This current street’s story starts right around 2,000 years back, when the Romans denoted their appearance in Londinium with a wooden extension over a restricted stretch of the Thames River. Up the north bank, they assembled a corridor, and before it, an exuberant wharf where they’d dump olive oil, wine, and fish sauce from the old nation—anything to make the neighborhood food tasteful.
The subsequent street, alluded to as Ermine Street in hundreds of years past, terraced up a delicate slope and leveled off at an incredible discussion, likely about a large portion of the size of Rome’s. The street at that point penetrated the cautious stone bulwarks that encompassed Londinium, prior to making a straight effort north.
An objective itself
My stretch of the street, which runs behind my upper east London house, is strangely neighborly for the British capital. Most mornings—when the city isn’t in a pandemic lockdown—you can discover me purchasing bananas from the Bengali basic food item. I’ll get my almond milk latte from the Italian barista with the twisty mustache in a bistro where stripped-back dividers uncover tilework from the butcher shop that worked on this site 100 years prior. I may get a paper from the Egyptian newsagent, who has put a sign in the window gladly declaring his foundation “pornography free.”
I perceive the geezers lining outside the kebab shop and the old rockers who used to play the storm cellar clubs—and they know me as “the American,” however I’m Canadian and have lived in this neighborhood for over 10 years. Beating this asphalt with the interest of an outsider has helped me to picture it not as a channel conveying individuals north and south, yet as a bait, drawing them from west and east. Truly, a street can be an objective, the purpose of movement itself. Many are—even those you can see from your window.

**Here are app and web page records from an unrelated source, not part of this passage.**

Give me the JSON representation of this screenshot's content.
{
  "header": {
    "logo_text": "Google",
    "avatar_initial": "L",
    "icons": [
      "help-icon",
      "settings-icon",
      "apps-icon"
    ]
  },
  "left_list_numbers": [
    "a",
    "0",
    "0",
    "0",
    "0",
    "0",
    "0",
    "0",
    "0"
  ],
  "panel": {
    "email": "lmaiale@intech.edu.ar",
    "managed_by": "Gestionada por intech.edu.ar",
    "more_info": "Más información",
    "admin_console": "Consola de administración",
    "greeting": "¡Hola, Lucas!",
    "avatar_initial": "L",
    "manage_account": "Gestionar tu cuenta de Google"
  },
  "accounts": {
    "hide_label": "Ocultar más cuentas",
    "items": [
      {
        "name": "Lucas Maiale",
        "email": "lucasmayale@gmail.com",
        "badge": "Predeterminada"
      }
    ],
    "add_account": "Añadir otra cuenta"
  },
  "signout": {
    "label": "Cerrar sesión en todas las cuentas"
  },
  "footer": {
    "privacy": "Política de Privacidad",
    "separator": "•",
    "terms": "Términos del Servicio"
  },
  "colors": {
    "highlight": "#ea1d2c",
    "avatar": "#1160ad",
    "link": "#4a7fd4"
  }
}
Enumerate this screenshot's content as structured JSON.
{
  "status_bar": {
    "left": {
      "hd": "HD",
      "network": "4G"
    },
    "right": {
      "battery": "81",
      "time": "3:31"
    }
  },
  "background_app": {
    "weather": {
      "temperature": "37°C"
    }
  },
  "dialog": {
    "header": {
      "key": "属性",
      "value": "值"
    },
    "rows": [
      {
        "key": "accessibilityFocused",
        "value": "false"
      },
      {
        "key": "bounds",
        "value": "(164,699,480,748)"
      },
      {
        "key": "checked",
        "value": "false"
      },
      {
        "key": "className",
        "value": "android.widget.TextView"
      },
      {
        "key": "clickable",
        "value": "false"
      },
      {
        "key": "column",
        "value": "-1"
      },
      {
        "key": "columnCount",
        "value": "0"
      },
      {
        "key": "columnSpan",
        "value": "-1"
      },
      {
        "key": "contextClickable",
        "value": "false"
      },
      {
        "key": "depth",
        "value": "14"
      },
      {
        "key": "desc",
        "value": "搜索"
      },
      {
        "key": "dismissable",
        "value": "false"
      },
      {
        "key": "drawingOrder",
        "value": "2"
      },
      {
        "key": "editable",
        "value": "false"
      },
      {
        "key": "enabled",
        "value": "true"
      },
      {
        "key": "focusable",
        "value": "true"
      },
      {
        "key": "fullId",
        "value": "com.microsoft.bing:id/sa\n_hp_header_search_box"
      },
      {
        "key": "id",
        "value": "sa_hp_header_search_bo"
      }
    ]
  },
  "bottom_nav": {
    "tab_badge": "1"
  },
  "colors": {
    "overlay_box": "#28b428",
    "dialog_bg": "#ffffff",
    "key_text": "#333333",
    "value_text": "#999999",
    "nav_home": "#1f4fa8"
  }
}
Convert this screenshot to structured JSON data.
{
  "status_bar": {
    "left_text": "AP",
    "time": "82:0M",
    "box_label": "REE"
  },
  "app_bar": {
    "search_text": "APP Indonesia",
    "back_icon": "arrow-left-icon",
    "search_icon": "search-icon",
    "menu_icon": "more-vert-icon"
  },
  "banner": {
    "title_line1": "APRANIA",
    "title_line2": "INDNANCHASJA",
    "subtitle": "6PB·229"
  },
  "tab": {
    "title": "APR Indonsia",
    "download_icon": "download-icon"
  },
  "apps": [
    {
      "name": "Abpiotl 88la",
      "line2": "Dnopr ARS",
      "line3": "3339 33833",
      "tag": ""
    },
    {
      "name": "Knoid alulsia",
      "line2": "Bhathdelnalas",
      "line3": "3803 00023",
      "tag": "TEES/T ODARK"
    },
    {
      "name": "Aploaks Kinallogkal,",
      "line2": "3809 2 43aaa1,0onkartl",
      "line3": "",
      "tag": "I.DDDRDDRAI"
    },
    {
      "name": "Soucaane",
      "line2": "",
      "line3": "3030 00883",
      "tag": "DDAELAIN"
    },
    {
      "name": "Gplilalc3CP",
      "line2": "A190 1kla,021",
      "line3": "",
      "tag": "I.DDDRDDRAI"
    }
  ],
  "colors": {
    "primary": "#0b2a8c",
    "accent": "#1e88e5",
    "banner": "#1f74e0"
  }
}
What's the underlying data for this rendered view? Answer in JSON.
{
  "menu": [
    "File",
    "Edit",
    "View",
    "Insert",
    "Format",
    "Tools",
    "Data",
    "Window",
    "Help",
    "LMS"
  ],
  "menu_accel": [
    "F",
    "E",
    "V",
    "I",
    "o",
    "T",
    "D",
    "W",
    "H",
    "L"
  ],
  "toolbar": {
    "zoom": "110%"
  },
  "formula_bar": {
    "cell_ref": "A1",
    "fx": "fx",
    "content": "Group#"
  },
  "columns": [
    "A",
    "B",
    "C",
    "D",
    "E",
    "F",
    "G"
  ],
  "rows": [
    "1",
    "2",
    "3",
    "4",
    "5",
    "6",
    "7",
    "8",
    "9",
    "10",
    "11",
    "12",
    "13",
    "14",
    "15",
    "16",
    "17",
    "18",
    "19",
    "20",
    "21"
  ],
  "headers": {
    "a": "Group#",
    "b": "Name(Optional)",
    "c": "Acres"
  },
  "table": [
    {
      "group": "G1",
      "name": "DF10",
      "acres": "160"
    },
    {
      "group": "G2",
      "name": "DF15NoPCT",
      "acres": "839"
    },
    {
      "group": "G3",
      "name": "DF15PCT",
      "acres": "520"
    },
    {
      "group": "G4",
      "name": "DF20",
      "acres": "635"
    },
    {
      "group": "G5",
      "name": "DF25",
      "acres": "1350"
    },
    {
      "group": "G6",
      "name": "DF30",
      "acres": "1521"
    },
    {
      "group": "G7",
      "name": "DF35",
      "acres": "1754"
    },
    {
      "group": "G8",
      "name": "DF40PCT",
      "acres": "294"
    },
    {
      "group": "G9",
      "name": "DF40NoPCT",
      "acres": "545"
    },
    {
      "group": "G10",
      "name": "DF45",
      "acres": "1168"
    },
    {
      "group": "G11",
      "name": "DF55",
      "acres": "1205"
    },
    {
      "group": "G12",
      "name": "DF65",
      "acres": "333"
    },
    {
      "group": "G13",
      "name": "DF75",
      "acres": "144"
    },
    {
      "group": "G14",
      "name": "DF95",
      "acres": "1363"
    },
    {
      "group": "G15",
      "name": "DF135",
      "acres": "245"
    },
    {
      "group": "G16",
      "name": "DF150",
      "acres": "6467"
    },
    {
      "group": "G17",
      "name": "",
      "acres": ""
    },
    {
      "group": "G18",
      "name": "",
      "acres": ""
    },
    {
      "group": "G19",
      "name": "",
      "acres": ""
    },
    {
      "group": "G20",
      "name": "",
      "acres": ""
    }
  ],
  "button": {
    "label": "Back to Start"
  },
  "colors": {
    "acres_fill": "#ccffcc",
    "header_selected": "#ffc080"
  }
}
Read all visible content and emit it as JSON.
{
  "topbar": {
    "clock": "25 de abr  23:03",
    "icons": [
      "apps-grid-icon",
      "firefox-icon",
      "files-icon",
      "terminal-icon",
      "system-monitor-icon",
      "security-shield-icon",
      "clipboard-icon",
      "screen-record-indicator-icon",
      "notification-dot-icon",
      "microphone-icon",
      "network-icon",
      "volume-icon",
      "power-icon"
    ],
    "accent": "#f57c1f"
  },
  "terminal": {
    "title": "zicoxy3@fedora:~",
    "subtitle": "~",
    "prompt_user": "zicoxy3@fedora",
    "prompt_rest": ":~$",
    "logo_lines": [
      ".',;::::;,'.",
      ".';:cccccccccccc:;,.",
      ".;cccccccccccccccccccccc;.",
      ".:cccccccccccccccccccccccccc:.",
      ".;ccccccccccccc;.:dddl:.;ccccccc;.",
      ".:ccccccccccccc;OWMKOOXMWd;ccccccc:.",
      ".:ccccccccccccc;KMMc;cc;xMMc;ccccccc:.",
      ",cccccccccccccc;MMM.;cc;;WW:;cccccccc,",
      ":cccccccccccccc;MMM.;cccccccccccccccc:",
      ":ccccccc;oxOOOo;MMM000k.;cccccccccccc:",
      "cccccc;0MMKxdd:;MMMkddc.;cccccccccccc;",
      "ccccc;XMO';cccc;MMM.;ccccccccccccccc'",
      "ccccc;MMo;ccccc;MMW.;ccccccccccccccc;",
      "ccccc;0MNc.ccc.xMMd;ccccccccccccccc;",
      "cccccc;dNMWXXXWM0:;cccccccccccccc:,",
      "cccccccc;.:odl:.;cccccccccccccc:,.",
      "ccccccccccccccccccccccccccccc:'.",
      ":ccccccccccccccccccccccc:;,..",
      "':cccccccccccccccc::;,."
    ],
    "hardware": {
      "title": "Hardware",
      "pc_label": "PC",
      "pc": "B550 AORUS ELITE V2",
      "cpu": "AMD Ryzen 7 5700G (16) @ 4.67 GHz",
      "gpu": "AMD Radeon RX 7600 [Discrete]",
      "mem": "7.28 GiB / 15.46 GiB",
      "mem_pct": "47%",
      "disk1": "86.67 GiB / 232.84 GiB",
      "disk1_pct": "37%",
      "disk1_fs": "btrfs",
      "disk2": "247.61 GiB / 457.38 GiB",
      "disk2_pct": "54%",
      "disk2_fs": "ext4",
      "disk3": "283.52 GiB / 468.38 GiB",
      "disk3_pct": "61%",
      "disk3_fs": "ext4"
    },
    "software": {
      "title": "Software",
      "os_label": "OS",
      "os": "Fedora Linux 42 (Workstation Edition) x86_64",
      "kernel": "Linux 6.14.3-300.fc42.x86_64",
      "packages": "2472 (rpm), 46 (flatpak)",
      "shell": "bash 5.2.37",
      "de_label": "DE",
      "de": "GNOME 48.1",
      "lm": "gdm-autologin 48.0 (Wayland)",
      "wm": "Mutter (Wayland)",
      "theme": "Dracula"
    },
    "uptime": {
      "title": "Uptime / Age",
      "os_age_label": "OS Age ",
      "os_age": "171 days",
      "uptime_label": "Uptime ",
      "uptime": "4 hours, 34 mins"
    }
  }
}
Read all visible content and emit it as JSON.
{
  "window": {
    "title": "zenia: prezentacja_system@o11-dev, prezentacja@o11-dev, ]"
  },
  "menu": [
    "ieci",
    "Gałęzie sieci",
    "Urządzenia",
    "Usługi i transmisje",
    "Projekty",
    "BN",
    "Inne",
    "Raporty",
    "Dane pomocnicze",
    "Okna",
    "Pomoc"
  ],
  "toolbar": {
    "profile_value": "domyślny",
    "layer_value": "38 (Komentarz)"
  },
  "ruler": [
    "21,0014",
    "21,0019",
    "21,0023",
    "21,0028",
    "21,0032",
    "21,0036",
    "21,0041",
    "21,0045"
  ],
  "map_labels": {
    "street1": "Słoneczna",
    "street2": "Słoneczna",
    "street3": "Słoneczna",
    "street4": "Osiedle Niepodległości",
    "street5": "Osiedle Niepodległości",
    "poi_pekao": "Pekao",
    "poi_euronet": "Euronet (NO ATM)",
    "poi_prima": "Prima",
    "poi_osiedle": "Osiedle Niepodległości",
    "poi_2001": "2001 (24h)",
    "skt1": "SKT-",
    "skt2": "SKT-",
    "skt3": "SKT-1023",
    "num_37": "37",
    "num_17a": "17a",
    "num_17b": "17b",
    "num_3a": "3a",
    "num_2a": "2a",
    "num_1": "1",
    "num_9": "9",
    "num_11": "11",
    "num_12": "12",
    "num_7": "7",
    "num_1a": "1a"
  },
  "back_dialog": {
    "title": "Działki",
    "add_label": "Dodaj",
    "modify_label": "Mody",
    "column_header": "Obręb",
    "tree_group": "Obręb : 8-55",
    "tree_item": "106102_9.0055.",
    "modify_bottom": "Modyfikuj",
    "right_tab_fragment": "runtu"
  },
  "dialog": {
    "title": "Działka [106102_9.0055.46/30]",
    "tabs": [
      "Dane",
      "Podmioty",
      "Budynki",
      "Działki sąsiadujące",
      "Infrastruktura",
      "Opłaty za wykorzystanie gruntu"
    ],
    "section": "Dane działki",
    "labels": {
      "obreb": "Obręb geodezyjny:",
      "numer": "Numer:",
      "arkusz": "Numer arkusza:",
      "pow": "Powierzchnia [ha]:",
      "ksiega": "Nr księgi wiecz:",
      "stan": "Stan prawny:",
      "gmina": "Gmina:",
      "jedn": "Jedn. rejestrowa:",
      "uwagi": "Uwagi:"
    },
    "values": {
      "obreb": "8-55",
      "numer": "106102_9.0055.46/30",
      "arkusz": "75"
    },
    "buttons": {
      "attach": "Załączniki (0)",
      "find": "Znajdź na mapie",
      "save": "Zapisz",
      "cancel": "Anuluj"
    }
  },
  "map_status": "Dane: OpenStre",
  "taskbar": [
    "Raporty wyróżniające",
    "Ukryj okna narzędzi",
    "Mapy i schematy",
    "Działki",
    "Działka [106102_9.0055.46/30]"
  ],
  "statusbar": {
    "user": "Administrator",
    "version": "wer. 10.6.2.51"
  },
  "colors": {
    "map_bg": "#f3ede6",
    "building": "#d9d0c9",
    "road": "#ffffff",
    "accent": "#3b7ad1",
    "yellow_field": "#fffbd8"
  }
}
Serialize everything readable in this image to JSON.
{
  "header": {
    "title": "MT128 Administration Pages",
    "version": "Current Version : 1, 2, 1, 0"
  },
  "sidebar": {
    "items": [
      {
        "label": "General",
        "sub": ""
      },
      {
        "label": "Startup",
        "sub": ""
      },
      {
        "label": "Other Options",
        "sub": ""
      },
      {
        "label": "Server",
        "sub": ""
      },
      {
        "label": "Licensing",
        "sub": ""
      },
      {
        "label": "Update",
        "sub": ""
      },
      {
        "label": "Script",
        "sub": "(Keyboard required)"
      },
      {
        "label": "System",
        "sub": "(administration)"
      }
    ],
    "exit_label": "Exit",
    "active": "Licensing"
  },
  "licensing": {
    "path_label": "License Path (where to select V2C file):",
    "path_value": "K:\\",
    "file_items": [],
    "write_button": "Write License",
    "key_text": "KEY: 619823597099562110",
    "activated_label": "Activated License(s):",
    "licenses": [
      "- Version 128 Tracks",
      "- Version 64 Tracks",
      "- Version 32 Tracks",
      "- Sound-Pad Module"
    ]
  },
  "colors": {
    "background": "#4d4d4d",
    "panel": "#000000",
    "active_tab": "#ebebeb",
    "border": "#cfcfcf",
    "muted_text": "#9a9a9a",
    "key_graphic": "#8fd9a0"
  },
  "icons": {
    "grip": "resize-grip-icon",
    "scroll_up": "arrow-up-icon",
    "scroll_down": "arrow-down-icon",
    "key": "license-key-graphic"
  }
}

In the event that I peer down at the perfect time while out for a walk, I’ll frequently detect a touch of divider uncovered between office towers, a relic that endure the fall of the Roman Empire and the accompanying thousand years of financial changes and recuperation. By the Middle Ages, Londoners were beginning without any preparation. Ever sturdier variants of London Bridge followed, at last moving a hundred feet west of the first. The new avenue headed farther uptown. The squares they gave up turned into the interesting sounding Fish Street Hill.